The Babongo of Gabon used to be known as Pygmies. They're still treated as second-class citizens by their neighbours. But their expertise and knowledge of the forests is unique and their use of Iboga, a powerful hallucinogenic which lies at the heart of Babongo culture, makes them famous throughout Gabon.
In this video, part of the BBC Series called Tribe presented by Bruce Parry who lives with the Babongo of Gabon and gets initiated into the ritualistic use of the sacred African root, Iboga, the holy sacrament of the Bwiti religion.
The Babongo follow Bwiti, an animistic religion based on a belief in spirits which started in the forests thousands of years ago. More recently Bwiti, influenced in curious ways by Christianity, has become one of Gabon's official religions - there are Bwiti churches, ceremonies and initiations in the capital, Libreville, and the first President was an initiate.
In the city, the Bwiti drug Iboga is taken almost as Catholics take the host at Mass, and festivals follow the Christian calendar. But out in the forest, the original form of the religion is still practiced, in all its potency.
The Babongo cultivate the drug Iboga for their ceremonies, and worship it as the source of spiritual knowledge. Some Bwiti scholars believe it is the Tree of Knowledge from the Garden of Eden. It comes from the bitter root of the Iboga tree, and is a powerful psycho-active drug - something like LSD, mescaline or amphetamines. Taking Iboga brings a sense of anxiety, extreme apprehension and visual hallucinations - effects which can be made stronger by darkness, ambience and suggestion. It makes you violently sick, can lead to a state of lethargy lasting four to five days and, in extreme doses, it can kill. When Bwiti shamans eat Iboga, they are granted the power to see the future, heal the sick and speak with the dead. The Babongo use it as a stimulant before hunting and during initiation ceremonies. They believe that Iboga frees your soul to leave your body and go on a great journey, to speak with the spirits of animals and plants. The three-day initiation ceremony is used for spiritual or personal development, and to become a man. First the initiate eats the sliced root of the Iboga tree over a period of hours, monitored by his Bwiti father, and the visions begin. The Iboga allows him to see into his true self and vividly revisit the consequences of his past actions. After 24 hours of this, the initiate is taken to the river by the men. They lift him through a construction of twigs shaped like a vulva suspended over the water, then wash him with water soaked with leaves. The men pull a sapling of the sacred matombi tree from the forest, and plant it outside the Bwiti temple - it represents the initiate as a child.
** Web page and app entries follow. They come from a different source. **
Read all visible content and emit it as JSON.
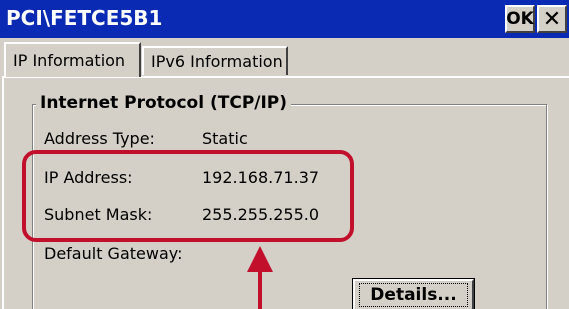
{
  "window": {
    "title": "PCI\\FETCE5B1",
    "ok_label": "OK",
    "close_glyph": "✕"
  },
  "tabs": [
    {
      "label": "IP Information",
      "active": true
    },
    {
      "label": "IPv6 Information",
      "active": false
    }
  ],
  "group": {
    "title": "Internet Protocol (TCP/IP)",
    "rows": [
      {
        "label": "Address Type:",
        "value": "Static"
      },
      {
        "label": "IP Address:",
        "value": "192.168.71.37"
      },
      {
        "label": "Subnet Mask:",
        "value": "255.255.255.0"
      },
      {
        "label": "Default Gateway:",
        "value": ""
      }
    ]
  },
  "details_button": {
    "label": "Details..."
  },
  "colors": {
    "titlebar": "#0a2ab4",
    "annotation": "#c2102c",
    "face": "#d4d0c8"
  }
}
Throughout the day the elders feed him small pieces of Iboga, and the whole village perform, dancing in vivid costumes, in a way designed to bring on further hallucinations. In the last phase, the initiate is called upon to see the Bwiti visions. Fire dancers sprint the length of the village to entice the Macoi spirits from the darkness of the forest. The initiate must tell the elders what he has seen; this is sacred knowledge, known only to them, and through it he becomes a man. The villagers meanwhile plant a forest around the matombi tree, to represent the problems to be faced in adult life. Together, the men break up the trees branch by branch to symbolise the removal of all his problems.
- Daniel Pinchbeck's '2012 The Return of Quetzalcoatl'
- Shamans of the Amazon : A Documentary Film
- Know Your Mushrooms Documentary
- Entheogenic Shamanism : Ancient Astronauts
- Jungle Trip : Ayahuasca Documentary
- The Blue Buddha : Lost Secrets of Tibetan Medicine
- Ibogaine : The Rite of Passage Documentary
- Entheogen : Awakening the Divine Within